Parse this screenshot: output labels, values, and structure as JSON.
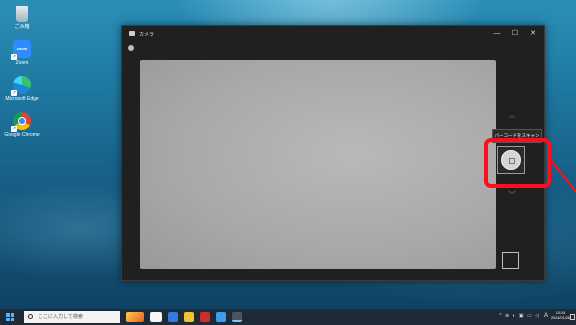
{
  "desktop": {
    "icons": [
      {
        "label": "ごみ箱",
        "icon": "recycle-bin-icon"
      },
      {
        "label": "Zoom",
        "icon": "zoom-icon"
      },
      {
        "label": "Microsoft Edge",
        "icon": "edge-icon"
      },
      {
        "label": "Google Chrome",
        "icon": "chrome-icon"
      }
    ]
  },
  "camera_window": {
    "title": "カメラ",
    "controls": {
      "minimize": "—",
      "maximize": "☐",
      "close": "✕"
    },
    "mode_up": "︿",
    "mode_down": "﹀",
    "tooltip": "バーコードをスキャン"
  },
  "annotation": {
    "color": "#ff0d1f"
  },
  "taskbar": {
    "search_placeholder": "ここに入力して検索",
    "tray_icons": "^ ⊕ ◐ ▣ ▭ ◁",
    "language": "A",
    "time": "10:24",
    "date": "2024/01/26"
  }
}
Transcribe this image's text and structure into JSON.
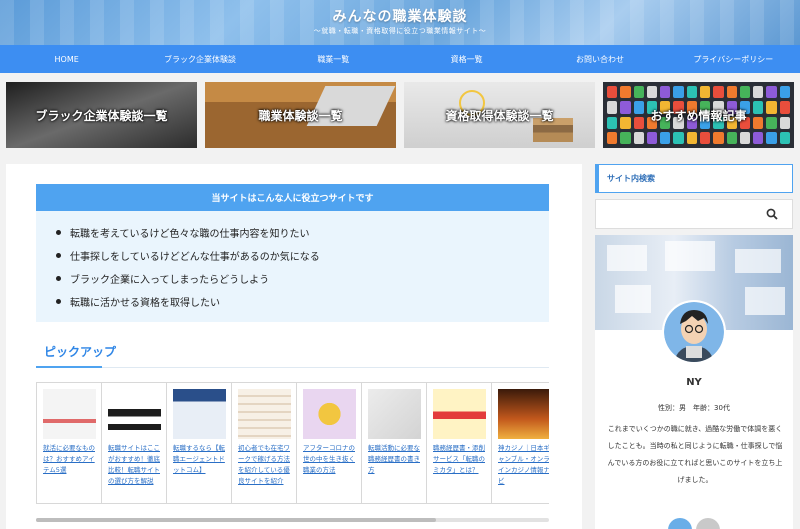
{
  "header": {
    "title": "みんなの職業体験談",
    "subtitle": "〜就職・転職・資格取得に役立つ職業情報サイト〜"
  },
  "nav": [
    {
      "label": "HOME"
    },
    {
      "label": "ブラック企業体験談"
    },
    {
      "label": "職業一覧"
    },
    {
      "label": "資格一覧"
    },
    {
      "label": "お問い合わせ"
    },
    {
      "label": "プライバシーポリシー"
    }
  ],
  "tiles": [
    {
      "label": "ブラック企業体験談一覧"
    },
    {
      "label": "職業体験談一覧"
    },
    {
      "label": "資格取得体験談一覧"
    },
    {
      "label": "おすすめ情報記事"
    }
  ],
  "target_box": {
    "title": "当サイトはこんな人に役立つサイトです",
    "items": [
      "転職を考えているけど色々な職の仕事内容を知りたい",
      "仕事探しをしているけどどんな仕事があるのか気になる",
      "ブラック企業に入ってしまったらどうしよう",
      "転職に活かせる資格を取得したい"
    ]
  },
  "pickup": {
    "title": "ピックアップ",
    "cards": [
      {
        "text": "就活に必要なものは？おすすめアイテム5選"
      },
      {
        "text": "転職サイトはここがおすすめ！徹底比較！転職サイトの選び方を解説"
      },
      {
        "text": "転職するなら【転職エージェントドットコム】"
      },
      {
        "text": "初心者でも在宅ワークで稼げる方法を紹介している優良サイトを紹介"
      },
      {
        "text": "アフターコロナの世の中を生き抜く職業の方法"
      },
      {
        "text": "転職活動に必要な職務経歴書の書き方"
      },
      {
        "text": "職務経歴書・添削サービス「転職のミカタ」とは？"
      },
      {
        "text": "神カジノ｜日本ギャンブル・オンラインカジノ情報ナビ"
      }
    ]
  },
  "sidebar": {
    "search_title": "サイト内検索",
    "profile": {
      "name": "NY",
      "meta": "性別：男　年齢：30代",
      "bio": "これまでいくつかの職に就き、過酷な労働で体調を悪くしたことも。当時の私と同じように転職・仕事探しで悩んでいる方のお役に立てればと思いこのサイトを立ち上げました。"
    }
  },
  "colors": {
    "nav_bg": "#3d8ef2",
    "accent": "#4fa3f0",
    "link": "#2a6fc6",
    "box_bg": "#eaf5fd"
  }
}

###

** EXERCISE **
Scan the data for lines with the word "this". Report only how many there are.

** SOLVED EXERCISE **
2